I have got an idea, a sublime idea -- your picture shall appear, and my legend likewise.
worm' was a monster of vast size and power--a veritable dragon or serpent, such as legend attributes to vast fens or quags where there was illimitable room for expansion.
After dinner, over the walnuts and the wine, Sir Nathaniel returned to the subject of the local legends.
It was a hazardous, though maybe a gallant thing to do, since it is probable that the legend commonly received has had no small share in the growth of Strickland's reputation; for there are many who have been attracted to his art by the detestation in which they held his character or the compassion with which they regarded his death; and the son's well-meaning efforts threw a singular chill upon the father's admirers.
Poor but honest parents--that is all right--never mind the particulars-- go on with the legend.
When we discovered that, that legend of our driver took to itself a new interest in our eyes.
This is most complimentary to the virtue of Prince Bladud's tears, and strongly corroborative of the veracity of this legend.
Nothing, my friends; at least of that which passes the limit of truth to get to fable or legend.
Before my eyes was a horrible monster worthy to figure in the legends of the marvellous.
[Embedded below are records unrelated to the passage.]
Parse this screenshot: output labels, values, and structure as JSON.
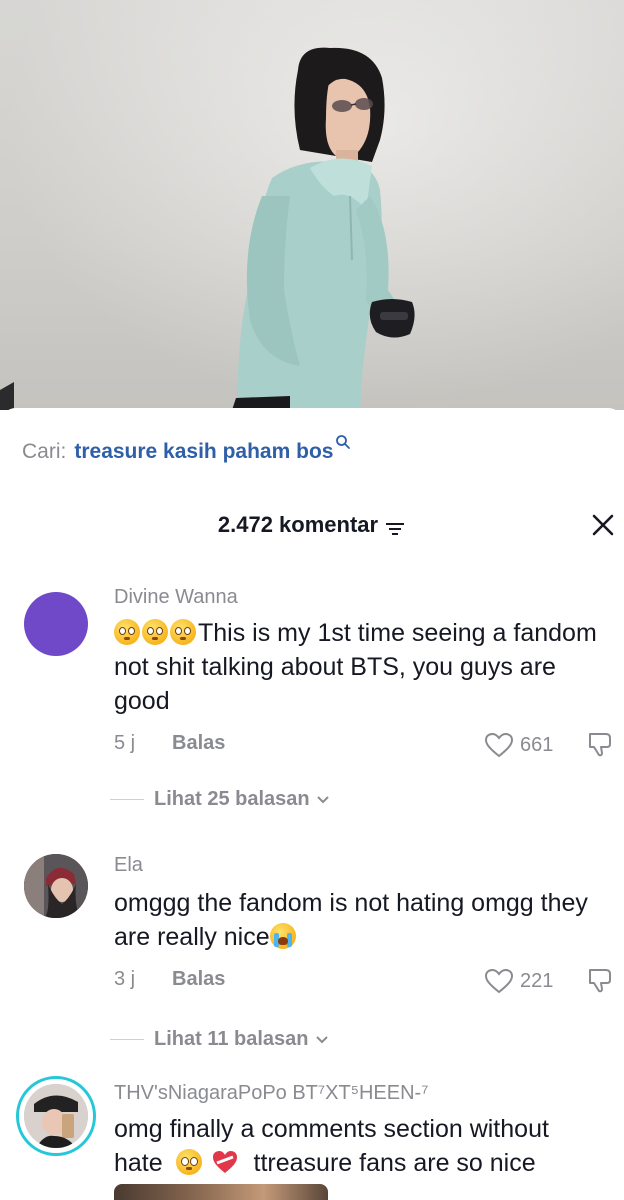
{
  "search": {
    "prefix": "Cari:",
    "query": "treasure kasih paham bos"
  },
  "header": {
    "title": "2.472 komentar"
  },
  "colors": {
    "accent_link": "#2f5fa8",
    "muted_text": "#8a8b91",
    "primary_text": "#161823",
    "avatar_purple": "#6f49c8",
    "ring_teal": "#25c7d9"
  },
  "comments": [
    {
      "author": "Divine Wanna",
      "text": "This is my 1st time seeing a fandom not shit talking about BTS, you guys are good",
      "time": "5 j",
      "reply_label": "Balas",
      "likes": "661",
      "replies_label": "Lihat 25 balasan"
    },
    {
      "author": "Ela",
      "text": "omggg the fandom is not hating omgg they are really nice",
      "time": "3 j",
      "reply_label": "Balas",
      "likes": "221",
      "replies_label": "Lihat 11 balasan"
    },
    {
      "author": "THV'sNiagaraPoPo BT⁷XT⁵HEEN-⁷",
      "text_line1": "omg finally a comments section without",
      "text_line2a": "hate",
      "text_line2b": "ttreasure fans are so nice"
    }
  ]
}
But, by the by, have you added any more legends to the series, since the publication of the 'Wonder-Book'?
It is entitled THE LEGENDS OF THE RHINE FROM BASLE TO ROTTERDAM, by F.
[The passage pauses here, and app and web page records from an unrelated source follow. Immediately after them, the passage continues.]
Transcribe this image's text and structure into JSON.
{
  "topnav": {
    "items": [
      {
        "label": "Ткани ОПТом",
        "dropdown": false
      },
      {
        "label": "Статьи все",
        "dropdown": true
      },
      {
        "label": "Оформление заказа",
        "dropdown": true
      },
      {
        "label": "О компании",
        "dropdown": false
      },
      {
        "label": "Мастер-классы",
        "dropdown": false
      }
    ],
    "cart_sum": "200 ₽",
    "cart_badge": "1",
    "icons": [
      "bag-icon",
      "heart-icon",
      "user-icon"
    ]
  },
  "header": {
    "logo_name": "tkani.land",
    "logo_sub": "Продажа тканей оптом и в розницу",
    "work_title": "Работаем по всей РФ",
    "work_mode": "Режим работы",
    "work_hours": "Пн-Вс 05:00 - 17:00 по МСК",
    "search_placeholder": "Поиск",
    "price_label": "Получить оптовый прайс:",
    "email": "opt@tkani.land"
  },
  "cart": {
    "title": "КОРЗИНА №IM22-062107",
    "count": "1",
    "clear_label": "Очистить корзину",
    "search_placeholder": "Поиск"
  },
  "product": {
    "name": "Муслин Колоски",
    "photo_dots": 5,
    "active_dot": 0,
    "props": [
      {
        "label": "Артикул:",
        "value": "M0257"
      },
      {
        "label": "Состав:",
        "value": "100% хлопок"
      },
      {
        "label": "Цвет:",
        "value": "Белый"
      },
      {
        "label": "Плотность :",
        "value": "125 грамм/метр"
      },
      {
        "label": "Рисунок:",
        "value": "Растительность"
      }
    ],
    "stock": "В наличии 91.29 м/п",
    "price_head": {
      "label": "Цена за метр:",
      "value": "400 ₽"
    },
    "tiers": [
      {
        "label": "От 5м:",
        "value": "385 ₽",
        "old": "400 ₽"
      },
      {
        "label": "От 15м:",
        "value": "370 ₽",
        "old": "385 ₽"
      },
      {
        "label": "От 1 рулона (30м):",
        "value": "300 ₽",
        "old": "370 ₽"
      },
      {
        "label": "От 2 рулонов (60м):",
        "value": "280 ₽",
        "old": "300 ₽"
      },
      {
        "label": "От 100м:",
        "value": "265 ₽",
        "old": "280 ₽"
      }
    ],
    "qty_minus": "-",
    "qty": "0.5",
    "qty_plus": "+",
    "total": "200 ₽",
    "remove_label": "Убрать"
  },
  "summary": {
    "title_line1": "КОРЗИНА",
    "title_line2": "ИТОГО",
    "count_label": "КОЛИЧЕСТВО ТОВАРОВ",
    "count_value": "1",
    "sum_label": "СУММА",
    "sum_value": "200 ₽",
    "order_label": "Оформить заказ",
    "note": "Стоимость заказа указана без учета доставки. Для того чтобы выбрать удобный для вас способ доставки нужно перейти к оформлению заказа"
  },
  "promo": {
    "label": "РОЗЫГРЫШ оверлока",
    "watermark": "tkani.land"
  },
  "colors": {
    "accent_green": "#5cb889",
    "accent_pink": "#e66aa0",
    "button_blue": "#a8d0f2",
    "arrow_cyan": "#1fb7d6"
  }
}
Folklore, legends, myths and fairy tales have followed childhood through the ages, for every healthy youngster has a wholesome and instinctive love for stories fantastic, marvelous and manifestly unreal.
IN Heaven a spirit doth dwell "Whose heart-strings are a lute;" None sing so wildly well As the angel Israfel, And the giddy stars (so legends tell) Ceasing their hymns, attend the spell Of his voice, all mute.
In Ionia and the islands the epic poets followed the Homeric tradition, singing of romantic subjects in the now stereotyped heroic style, and showing originality only in their choice of legends hitherto neglected or summarily and imperfectly treated.